When first purchasing a home, you have to consider all of your investments, especially when it comes to your appliances. These pieces of machinery can be used multiple times in a single day by a homeowner, but need the longevity to be able to handle such a workload. Rather than bracing your bank account to take a hit to accommodate new appliances, there are ways to help those products have a longer operating life with some simple preventive maintenance.
Keep It Clean
The easiest way of assuring proper maintenance of your household appliances is making sure they are kept clean. If you have an HVAC system for your home’s heating and cooling, dirty or clogged air filters can lead to burnout over time. AC maintenance contributes to a longer operating life, and regularly changing your air filter can prevent running up your energy bill from putting too much pressure on the air conditioner or heater to work. If you notice you are cranking up your thermostat and the temperature isn’t what it needs to be, there’s a chance the issue is related to cleanliness.
You could also be hearing plenty of noise in your home that could be the result of issues with an outdoor AC system. If you hear a clanking kind of racket, the outdoor fan of the air conditioner could have blades that are out of balance and hitting other parts. If you’re hearing a buzzing noise from an outside cooling system unit, you could be dealing with debris or a potential refrigerant leak that leads units to freeze up.

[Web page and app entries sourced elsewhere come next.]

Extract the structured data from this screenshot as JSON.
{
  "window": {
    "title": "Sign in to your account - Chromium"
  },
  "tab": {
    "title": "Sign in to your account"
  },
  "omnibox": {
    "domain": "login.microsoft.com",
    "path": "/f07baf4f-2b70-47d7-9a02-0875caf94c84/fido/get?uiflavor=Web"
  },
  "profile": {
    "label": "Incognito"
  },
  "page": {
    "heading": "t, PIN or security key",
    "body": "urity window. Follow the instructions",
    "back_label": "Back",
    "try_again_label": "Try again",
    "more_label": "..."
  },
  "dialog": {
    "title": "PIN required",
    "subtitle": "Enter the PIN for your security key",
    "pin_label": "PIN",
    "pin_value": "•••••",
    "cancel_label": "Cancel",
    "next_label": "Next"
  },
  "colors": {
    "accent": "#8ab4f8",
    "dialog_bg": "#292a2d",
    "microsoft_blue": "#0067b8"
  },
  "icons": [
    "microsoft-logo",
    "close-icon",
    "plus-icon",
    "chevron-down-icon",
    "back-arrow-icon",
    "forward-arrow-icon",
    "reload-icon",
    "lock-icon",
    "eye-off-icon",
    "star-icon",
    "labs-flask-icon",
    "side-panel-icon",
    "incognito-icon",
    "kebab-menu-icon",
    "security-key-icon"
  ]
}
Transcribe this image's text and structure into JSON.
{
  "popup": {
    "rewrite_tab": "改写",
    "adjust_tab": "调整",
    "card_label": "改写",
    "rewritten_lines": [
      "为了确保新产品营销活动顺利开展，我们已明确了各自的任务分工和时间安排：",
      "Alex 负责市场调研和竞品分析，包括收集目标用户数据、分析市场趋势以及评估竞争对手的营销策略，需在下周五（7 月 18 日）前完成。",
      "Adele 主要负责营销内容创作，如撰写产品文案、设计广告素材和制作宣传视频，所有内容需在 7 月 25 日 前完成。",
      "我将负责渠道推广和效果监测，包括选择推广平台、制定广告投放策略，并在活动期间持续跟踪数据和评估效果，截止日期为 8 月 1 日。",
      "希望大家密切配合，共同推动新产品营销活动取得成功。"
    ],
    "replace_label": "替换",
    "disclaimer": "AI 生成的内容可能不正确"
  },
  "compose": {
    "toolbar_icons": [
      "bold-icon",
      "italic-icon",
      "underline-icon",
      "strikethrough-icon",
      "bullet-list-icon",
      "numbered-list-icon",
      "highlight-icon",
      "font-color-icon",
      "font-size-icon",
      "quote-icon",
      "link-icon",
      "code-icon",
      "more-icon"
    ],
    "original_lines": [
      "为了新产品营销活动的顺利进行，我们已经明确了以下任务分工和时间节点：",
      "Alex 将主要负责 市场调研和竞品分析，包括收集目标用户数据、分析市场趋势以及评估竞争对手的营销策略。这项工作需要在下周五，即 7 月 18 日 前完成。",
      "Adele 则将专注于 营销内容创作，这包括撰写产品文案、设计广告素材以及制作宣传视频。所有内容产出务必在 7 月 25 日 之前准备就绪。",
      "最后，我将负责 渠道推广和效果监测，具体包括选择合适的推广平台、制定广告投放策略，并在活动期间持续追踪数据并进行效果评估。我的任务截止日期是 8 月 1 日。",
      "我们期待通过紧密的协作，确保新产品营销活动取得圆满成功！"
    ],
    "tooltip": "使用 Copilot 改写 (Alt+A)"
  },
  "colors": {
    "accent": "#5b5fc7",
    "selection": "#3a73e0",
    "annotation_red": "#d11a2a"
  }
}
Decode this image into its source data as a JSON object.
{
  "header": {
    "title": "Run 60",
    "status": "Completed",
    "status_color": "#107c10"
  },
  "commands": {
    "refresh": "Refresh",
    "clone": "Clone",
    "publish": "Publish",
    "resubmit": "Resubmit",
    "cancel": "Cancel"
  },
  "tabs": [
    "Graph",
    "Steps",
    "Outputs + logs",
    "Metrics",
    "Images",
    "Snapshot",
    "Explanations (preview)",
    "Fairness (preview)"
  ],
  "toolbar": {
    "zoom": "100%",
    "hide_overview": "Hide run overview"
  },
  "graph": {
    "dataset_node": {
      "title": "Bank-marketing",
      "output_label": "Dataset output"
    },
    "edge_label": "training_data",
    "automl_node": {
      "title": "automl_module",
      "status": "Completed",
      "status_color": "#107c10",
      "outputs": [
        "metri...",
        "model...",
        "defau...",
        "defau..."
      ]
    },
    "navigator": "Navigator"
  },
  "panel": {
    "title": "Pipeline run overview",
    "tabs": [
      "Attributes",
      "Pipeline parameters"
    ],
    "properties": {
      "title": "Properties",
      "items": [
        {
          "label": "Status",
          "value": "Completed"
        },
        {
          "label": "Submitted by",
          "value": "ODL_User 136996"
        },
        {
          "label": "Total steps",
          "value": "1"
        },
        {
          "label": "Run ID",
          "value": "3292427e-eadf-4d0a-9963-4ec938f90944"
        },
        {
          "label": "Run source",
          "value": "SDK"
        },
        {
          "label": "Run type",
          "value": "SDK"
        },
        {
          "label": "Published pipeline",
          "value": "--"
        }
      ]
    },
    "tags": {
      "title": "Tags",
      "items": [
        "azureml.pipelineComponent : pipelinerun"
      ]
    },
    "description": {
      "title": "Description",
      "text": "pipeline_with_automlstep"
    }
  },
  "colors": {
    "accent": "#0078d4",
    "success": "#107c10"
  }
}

This may require the intervention of an HVAC technician or specialist. The condenser coil may also need to be cleaned to allow cool air to properly flow and require routine maintenance seasonally with a recommended cleaner by the unit’s manufacturer.
If You’re Not Using It, Turn It Off
While you may not be using an appliance right this minute, there could still be power being utilized and potentially expediting burnout, much like it would for a light bulb kept on at all hours. Conserving power will not only help your appliances last longer, but it will help lower your utility bill as well.
If you are out of the house, be sure to turn off your air conditioner or heating system, or set it on a timer to limit its usage when you’re away. Computers are some of the biggest energy wasters, so be sure to shut down your system when you’re done rather than let it sit idle and affect the lifespan of your laptop.
Unplugging idle electronics is also recommended for appliances like televisions and microwaves that are still sucking up the electricity even when not in direct use. This is called vampire power. To avoid paying for that vampire power, consider using power strips to allow you to turn off all devices at once.
If you find yourself cranking up the heat during the winter months, there are simple home improvement projects that can actually help you keep the house warm without constantly heading to the thermostat.
Be sure to go through your home and determine where drafts are coming in from. You can stop the airflow from leaking in through windows and doors. Caulk to block those cracks can keep the warm air in, while not putting too much reliance on your heating system. You can also invest in heavy curtains to prevent the outside temperature from transferring through window glass, switching them out for lighter curtains during the summer. If your house has hardwood flooring, it could be limiting your insulation. A thick area rug can actually provide some level of warmth to the floor to keep you from cranking up the heat.